[Data entries]
● ● ● ●

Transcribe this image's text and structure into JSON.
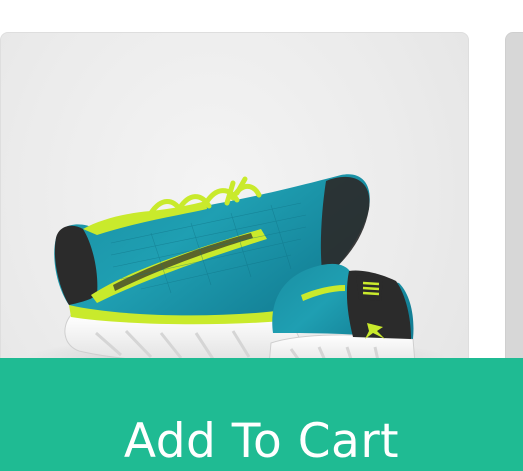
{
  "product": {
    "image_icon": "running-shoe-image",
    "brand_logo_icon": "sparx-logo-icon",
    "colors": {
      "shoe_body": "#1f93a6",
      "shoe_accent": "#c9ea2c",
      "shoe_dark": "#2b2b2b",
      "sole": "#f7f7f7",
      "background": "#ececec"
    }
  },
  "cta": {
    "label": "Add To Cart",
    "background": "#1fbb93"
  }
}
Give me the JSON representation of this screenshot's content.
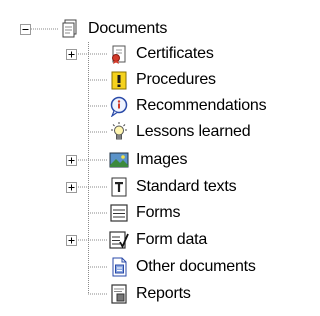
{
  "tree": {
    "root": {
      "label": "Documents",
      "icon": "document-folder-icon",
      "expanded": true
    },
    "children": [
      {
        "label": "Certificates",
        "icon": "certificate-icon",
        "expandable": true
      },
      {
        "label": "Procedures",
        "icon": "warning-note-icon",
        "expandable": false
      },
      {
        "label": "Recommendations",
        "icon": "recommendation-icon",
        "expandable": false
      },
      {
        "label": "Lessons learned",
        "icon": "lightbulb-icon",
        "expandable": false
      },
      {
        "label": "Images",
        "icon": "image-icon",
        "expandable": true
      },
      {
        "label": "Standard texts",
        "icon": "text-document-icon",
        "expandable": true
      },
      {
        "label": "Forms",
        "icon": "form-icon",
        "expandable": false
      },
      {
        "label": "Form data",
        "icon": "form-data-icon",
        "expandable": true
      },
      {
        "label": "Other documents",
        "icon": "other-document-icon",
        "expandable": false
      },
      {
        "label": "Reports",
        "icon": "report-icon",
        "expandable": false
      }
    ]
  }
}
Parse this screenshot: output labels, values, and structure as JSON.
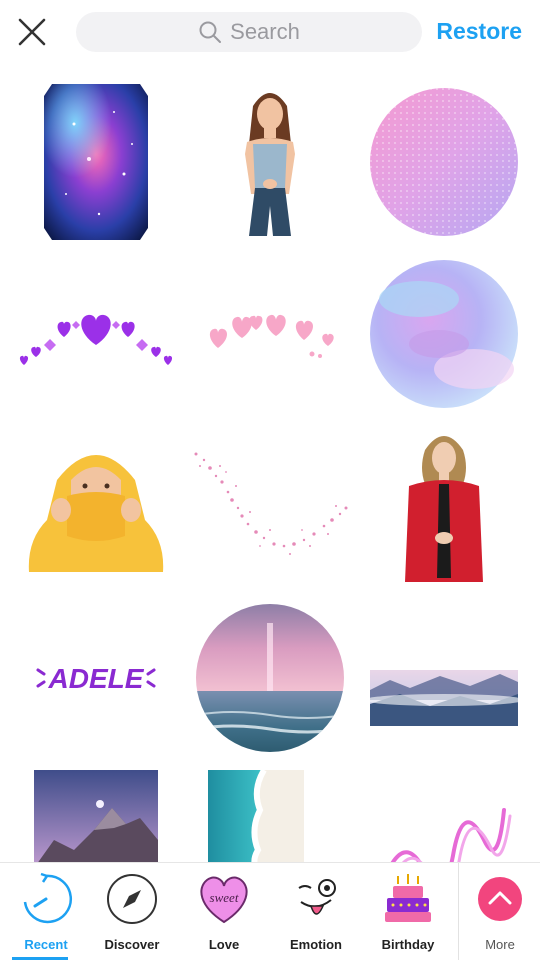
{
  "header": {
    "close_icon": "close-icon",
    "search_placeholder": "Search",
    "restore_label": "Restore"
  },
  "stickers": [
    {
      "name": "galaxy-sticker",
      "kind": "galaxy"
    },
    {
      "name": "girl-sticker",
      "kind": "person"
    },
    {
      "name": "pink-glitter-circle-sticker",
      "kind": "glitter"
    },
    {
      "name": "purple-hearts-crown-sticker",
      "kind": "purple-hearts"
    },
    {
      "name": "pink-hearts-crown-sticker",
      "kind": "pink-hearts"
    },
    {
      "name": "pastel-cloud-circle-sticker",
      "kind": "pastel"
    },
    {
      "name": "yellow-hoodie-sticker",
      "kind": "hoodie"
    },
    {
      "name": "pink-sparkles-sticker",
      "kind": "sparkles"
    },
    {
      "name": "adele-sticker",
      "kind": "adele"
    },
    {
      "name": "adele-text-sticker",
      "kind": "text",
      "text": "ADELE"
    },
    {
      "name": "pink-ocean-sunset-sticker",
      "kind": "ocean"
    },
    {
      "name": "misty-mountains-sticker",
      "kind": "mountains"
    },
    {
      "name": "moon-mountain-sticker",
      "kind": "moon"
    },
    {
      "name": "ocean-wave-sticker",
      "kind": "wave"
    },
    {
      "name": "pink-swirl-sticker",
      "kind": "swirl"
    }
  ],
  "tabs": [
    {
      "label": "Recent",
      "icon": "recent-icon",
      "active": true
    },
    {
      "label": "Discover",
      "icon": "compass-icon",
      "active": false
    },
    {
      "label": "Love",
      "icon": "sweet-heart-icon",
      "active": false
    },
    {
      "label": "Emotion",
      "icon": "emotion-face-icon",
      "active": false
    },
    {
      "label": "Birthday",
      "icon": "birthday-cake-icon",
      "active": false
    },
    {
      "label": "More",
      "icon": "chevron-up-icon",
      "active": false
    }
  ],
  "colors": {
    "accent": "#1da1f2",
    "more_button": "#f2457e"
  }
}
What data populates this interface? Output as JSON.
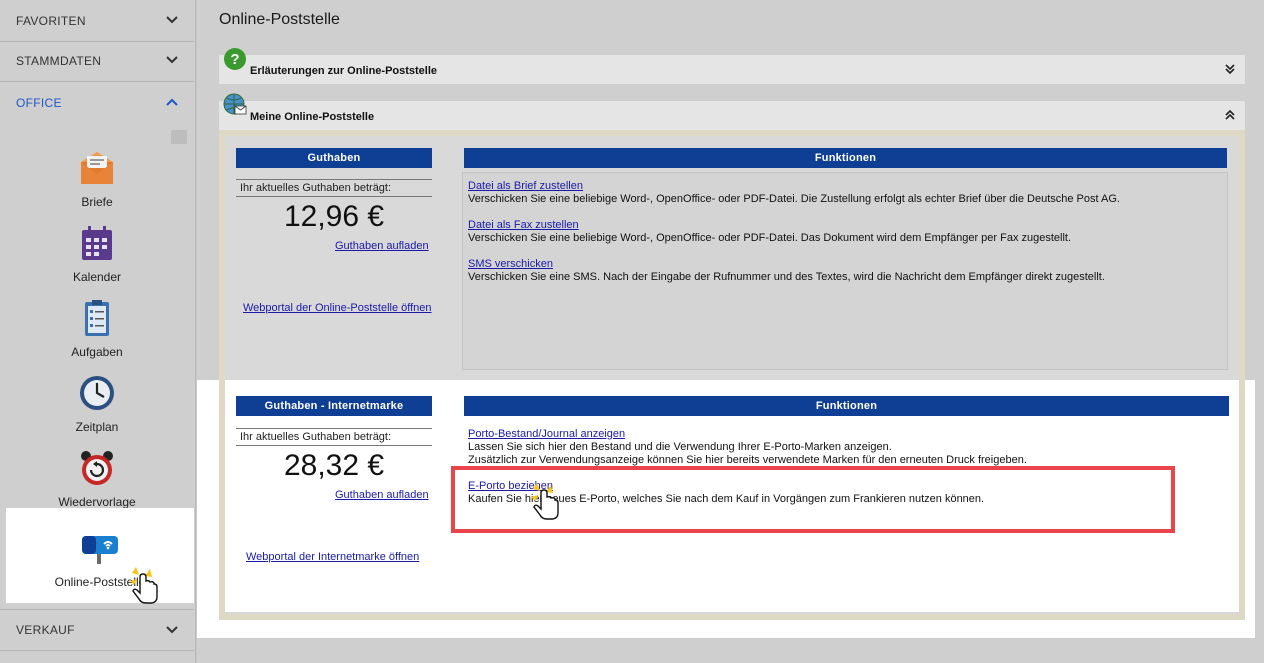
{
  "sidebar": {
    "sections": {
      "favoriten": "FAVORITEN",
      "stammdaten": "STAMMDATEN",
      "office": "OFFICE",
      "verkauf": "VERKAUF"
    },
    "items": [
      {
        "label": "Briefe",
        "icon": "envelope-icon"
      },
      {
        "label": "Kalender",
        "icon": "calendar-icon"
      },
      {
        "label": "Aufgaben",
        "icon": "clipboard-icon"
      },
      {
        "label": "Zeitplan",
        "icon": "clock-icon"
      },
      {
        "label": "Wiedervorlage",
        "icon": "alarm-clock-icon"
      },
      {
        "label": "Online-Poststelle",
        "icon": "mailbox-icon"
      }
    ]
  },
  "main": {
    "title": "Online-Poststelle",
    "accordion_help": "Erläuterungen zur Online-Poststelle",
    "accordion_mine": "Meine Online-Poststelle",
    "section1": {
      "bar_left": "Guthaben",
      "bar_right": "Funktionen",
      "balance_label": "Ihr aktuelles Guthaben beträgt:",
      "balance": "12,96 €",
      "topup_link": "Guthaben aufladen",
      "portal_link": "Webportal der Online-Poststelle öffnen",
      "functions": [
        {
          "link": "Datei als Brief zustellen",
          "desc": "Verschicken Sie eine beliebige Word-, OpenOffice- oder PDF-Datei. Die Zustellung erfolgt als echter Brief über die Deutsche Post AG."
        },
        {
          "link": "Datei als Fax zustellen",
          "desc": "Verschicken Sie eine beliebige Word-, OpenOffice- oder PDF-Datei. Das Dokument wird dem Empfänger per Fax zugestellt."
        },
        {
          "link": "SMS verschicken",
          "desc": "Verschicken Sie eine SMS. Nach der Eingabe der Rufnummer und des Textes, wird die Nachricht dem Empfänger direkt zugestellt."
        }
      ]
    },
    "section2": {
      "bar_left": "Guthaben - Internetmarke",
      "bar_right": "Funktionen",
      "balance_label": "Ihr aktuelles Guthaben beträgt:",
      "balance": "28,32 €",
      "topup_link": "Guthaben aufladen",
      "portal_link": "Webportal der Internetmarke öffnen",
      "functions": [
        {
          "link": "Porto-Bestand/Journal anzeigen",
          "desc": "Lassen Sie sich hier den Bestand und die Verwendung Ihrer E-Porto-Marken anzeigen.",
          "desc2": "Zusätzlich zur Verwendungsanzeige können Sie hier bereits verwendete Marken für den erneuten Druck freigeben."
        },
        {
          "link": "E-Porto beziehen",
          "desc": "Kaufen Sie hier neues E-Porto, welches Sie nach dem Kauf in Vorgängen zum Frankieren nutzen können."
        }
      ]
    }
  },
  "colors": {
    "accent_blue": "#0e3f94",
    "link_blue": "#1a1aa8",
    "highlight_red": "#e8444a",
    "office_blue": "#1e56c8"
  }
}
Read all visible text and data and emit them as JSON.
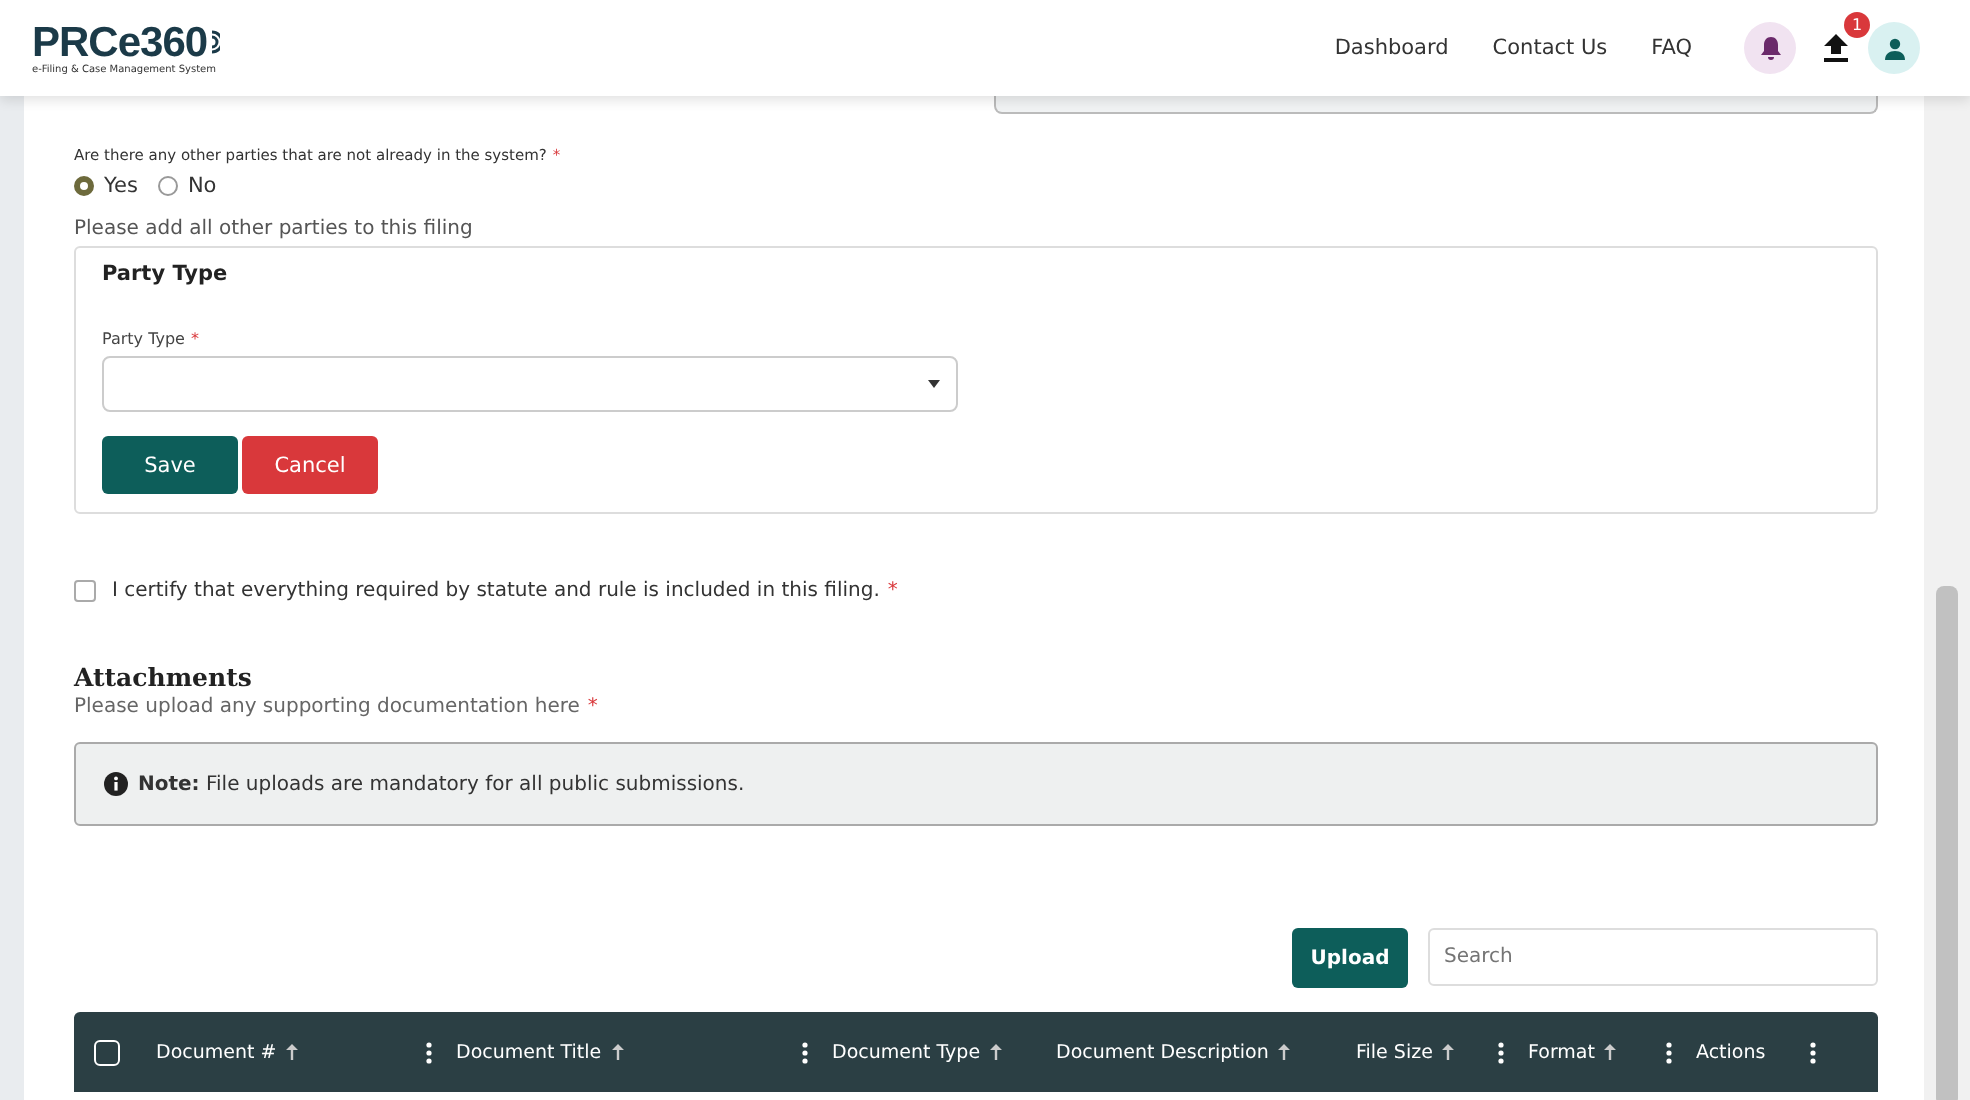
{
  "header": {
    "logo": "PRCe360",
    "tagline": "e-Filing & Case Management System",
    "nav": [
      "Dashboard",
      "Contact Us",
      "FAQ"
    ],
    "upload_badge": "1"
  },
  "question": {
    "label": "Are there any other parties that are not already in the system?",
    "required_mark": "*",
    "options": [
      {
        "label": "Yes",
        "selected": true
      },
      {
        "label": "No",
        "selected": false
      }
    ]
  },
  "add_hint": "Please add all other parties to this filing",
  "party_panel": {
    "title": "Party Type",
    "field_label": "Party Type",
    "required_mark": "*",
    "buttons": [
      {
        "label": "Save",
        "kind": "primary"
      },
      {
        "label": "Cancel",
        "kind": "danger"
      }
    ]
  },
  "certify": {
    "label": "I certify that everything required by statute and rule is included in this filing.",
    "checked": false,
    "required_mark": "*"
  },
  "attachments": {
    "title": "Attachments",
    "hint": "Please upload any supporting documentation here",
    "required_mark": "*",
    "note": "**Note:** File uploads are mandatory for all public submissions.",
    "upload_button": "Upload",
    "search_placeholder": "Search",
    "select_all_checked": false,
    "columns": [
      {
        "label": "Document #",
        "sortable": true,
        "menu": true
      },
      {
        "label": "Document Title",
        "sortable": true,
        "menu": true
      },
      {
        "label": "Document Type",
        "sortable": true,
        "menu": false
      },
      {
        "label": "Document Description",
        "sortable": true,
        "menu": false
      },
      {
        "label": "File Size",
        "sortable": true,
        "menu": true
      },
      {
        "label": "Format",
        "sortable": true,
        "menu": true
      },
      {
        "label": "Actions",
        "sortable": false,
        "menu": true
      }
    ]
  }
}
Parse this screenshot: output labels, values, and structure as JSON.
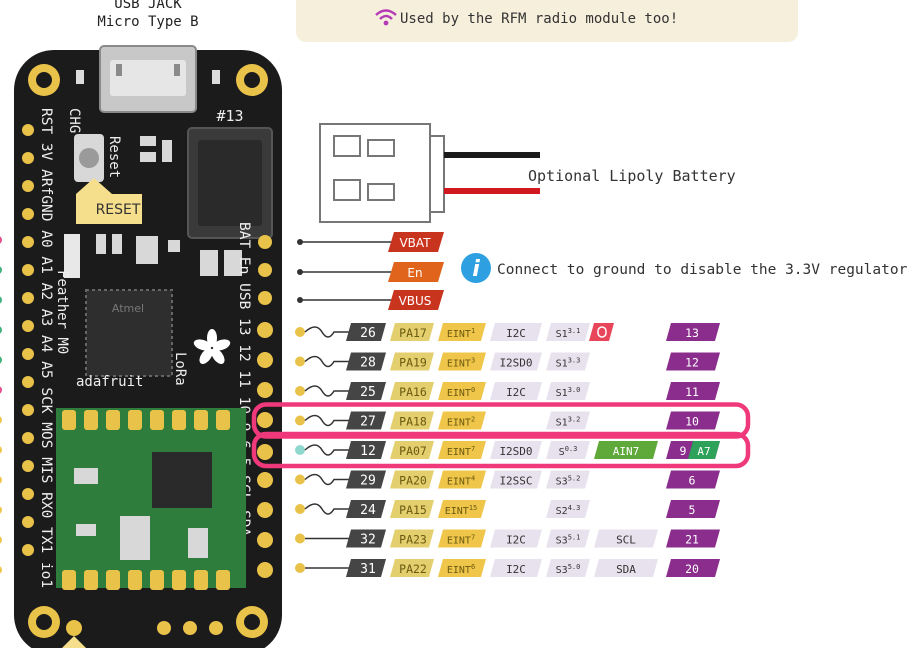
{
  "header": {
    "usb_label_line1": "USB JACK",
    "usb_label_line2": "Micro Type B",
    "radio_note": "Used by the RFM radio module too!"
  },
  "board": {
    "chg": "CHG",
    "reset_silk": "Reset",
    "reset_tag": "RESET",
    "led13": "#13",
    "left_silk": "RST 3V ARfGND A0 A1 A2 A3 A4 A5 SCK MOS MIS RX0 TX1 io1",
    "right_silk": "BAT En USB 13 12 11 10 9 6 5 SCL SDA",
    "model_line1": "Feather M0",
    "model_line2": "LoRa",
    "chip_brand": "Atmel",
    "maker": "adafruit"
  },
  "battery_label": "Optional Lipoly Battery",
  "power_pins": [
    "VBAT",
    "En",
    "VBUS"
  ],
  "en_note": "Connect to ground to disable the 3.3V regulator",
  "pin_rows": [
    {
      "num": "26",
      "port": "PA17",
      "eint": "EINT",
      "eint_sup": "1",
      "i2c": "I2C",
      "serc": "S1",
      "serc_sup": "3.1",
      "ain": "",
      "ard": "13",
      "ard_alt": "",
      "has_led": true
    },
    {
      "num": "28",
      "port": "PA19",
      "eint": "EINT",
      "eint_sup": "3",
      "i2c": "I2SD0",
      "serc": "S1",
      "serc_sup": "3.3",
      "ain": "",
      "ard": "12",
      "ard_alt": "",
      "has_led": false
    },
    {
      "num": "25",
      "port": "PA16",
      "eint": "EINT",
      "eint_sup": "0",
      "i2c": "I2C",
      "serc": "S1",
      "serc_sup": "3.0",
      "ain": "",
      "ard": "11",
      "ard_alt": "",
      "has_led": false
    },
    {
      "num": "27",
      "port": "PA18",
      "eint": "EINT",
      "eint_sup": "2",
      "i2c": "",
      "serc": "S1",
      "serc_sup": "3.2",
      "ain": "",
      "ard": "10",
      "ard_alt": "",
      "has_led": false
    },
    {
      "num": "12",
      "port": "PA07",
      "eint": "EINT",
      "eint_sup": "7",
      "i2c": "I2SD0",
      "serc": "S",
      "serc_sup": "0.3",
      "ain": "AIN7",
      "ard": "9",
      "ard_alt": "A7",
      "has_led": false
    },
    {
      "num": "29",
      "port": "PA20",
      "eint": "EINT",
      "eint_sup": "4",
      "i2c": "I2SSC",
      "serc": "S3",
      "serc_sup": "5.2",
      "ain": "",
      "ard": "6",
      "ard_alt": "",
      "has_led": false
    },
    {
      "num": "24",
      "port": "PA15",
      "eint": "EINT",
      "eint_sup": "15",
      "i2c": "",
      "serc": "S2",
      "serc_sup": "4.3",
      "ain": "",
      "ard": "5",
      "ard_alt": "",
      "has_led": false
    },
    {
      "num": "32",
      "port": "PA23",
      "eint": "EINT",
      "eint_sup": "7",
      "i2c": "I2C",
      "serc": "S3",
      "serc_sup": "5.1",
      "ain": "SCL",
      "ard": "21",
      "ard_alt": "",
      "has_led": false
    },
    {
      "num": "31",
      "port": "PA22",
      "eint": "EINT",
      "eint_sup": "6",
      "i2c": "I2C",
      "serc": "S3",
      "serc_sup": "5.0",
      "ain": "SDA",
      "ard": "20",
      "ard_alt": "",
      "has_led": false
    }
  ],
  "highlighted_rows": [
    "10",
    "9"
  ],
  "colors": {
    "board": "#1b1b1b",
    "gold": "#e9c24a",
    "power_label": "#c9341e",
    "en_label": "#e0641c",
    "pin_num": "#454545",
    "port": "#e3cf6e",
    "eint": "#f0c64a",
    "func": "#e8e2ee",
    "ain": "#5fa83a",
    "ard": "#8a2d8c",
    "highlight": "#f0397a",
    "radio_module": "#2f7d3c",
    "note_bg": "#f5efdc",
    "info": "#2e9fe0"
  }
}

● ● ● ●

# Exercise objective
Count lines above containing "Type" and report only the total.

# Your response
4